**Activity**
The expected answer is every line from the material below that has the word "Server".

**Excerpted records**
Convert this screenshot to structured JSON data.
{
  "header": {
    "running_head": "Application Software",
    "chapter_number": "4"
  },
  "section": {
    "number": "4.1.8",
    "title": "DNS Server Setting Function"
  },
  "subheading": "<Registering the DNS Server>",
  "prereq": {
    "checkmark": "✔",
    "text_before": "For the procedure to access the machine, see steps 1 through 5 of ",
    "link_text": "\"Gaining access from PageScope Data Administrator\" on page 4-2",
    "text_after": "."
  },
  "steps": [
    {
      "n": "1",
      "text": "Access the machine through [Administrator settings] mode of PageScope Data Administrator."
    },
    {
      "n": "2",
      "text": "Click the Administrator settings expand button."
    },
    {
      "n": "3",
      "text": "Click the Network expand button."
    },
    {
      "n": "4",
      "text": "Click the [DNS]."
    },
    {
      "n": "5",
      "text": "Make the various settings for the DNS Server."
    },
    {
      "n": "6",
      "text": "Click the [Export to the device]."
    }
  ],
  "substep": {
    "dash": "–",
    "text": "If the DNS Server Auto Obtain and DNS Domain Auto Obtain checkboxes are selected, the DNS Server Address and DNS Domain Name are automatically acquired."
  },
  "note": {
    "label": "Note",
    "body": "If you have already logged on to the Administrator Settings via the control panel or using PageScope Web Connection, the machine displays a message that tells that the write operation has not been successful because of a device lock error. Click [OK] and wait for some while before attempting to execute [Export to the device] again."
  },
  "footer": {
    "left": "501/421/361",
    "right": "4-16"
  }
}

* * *

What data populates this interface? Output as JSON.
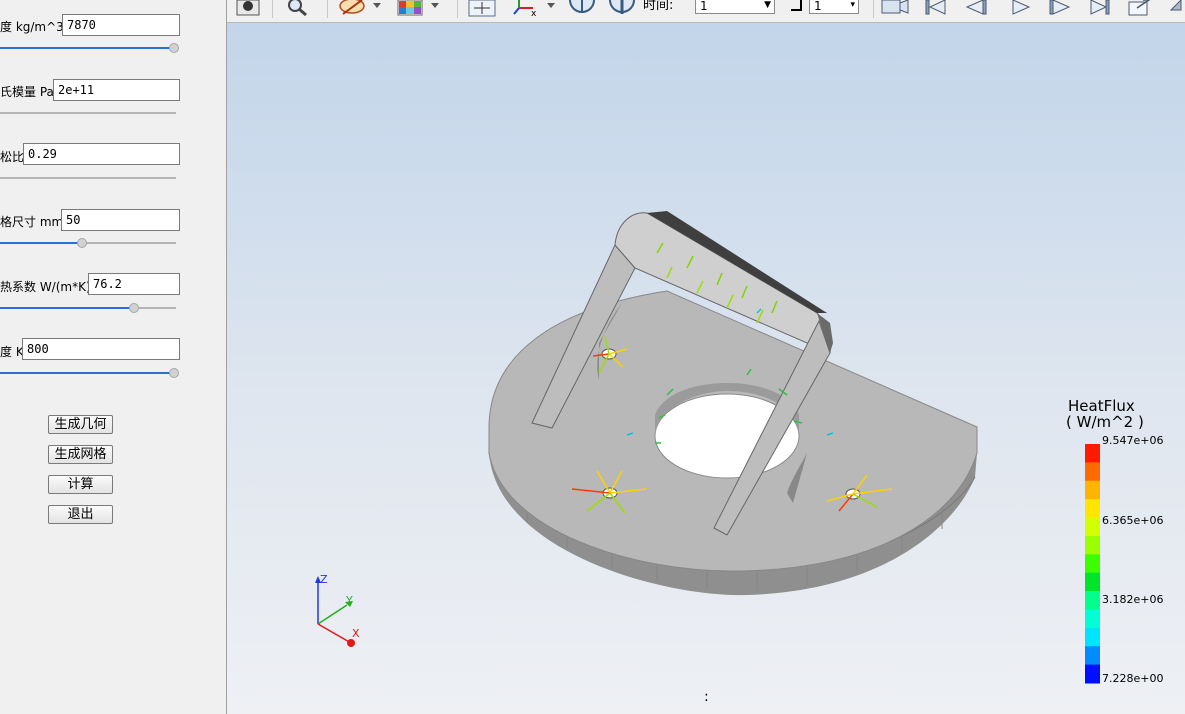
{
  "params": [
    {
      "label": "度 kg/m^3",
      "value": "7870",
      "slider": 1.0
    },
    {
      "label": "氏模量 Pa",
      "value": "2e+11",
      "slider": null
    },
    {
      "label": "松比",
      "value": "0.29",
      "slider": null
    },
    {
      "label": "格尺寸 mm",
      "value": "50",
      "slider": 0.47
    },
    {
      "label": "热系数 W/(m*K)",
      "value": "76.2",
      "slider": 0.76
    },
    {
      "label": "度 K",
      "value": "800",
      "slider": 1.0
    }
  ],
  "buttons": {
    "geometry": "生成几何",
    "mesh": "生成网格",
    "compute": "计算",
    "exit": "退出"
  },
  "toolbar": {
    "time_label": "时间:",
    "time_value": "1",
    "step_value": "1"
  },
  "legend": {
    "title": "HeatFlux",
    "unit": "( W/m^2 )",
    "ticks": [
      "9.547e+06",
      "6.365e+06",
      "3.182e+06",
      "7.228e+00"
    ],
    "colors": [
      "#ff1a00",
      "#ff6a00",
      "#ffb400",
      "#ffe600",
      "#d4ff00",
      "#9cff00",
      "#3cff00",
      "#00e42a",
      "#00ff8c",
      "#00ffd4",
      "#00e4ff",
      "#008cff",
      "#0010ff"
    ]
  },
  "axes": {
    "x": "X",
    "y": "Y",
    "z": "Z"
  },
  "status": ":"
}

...

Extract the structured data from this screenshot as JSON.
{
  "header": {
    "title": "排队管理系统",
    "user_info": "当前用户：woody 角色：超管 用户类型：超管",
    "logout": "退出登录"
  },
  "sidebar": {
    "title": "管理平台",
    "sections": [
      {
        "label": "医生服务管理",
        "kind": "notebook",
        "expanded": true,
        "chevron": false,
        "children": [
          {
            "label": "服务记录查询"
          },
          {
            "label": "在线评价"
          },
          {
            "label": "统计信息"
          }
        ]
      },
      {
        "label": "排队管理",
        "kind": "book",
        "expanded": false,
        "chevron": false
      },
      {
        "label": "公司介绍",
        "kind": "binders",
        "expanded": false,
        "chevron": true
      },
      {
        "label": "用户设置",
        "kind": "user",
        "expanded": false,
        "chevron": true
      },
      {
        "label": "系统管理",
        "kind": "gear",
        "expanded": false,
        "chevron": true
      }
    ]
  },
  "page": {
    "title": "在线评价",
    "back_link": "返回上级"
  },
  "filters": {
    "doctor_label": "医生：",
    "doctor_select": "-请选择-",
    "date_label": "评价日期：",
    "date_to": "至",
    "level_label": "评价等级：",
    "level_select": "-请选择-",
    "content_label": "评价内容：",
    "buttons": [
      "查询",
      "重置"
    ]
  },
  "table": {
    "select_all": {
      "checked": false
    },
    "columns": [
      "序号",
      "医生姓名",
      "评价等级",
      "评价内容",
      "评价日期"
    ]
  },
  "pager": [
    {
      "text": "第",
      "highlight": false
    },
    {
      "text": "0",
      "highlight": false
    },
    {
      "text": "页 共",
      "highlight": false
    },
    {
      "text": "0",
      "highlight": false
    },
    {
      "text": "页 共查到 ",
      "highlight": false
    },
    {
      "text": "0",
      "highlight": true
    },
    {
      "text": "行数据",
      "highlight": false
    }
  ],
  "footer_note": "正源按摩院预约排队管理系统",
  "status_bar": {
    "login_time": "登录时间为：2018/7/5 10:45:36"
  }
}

**Completed task**
    "title": "DNS Server Setting Function"
  "subheading": "<Registering the DNS Server>",
      "text": "Make the various settings for the DNS Server."
    "text": "If the DNS Server Auto Obtain and DNS Domain Auto Obtain checkboxes are selected, the DNS Server Address and DNS Domain Name are automatically acquired."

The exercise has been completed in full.